WHAT TO PRODUCE: In the data below, which lines hold "displayed"? Copy every one.

####

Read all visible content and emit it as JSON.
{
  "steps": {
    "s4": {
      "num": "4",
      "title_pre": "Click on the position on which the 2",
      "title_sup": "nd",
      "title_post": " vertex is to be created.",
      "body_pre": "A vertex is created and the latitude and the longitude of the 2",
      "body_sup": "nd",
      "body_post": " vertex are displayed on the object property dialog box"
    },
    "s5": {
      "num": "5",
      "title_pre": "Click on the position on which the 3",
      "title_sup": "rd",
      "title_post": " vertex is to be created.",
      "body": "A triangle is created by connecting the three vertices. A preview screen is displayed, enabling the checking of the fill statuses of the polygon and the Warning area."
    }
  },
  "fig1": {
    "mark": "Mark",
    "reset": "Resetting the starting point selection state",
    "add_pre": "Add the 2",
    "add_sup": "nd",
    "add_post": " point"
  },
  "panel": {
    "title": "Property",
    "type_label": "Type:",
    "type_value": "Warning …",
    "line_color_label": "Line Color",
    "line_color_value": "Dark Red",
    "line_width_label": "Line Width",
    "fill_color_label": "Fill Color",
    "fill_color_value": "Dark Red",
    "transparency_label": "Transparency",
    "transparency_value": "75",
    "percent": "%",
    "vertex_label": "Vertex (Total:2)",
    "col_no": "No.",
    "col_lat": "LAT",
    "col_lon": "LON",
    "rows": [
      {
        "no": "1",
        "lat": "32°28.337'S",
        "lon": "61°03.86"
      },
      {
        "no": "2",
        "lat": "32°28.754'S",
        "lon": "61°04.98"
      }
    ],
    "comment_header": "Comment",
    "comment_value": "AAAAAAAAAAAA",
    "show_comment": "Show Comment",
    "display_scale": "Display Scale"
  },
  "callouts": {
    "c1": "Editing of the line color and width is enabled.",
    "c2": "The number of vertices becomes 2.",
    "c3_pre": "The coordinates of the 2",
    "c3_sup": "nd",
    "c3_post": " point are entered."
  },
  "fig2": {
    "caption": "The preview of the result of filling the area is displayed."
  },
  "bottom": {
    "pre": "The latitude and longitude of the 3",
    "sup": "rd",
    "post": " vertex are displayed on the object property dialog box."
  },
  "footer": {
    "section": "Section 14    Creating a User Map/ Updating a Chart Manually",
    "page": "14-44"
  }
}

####

EXERCISE SOLUTION:
      "body_post": " vertex are displayed on the object property dialog box"
      "body": "A triangle is created by connecting the three vertices. A preview screen is displayed, enabling the checking of the fill statuses of the polygon and the Warning area."
    "caption": "The preview of the result of filling the area is displayed."
    "post": " vertex are displayed on the object property dialog box."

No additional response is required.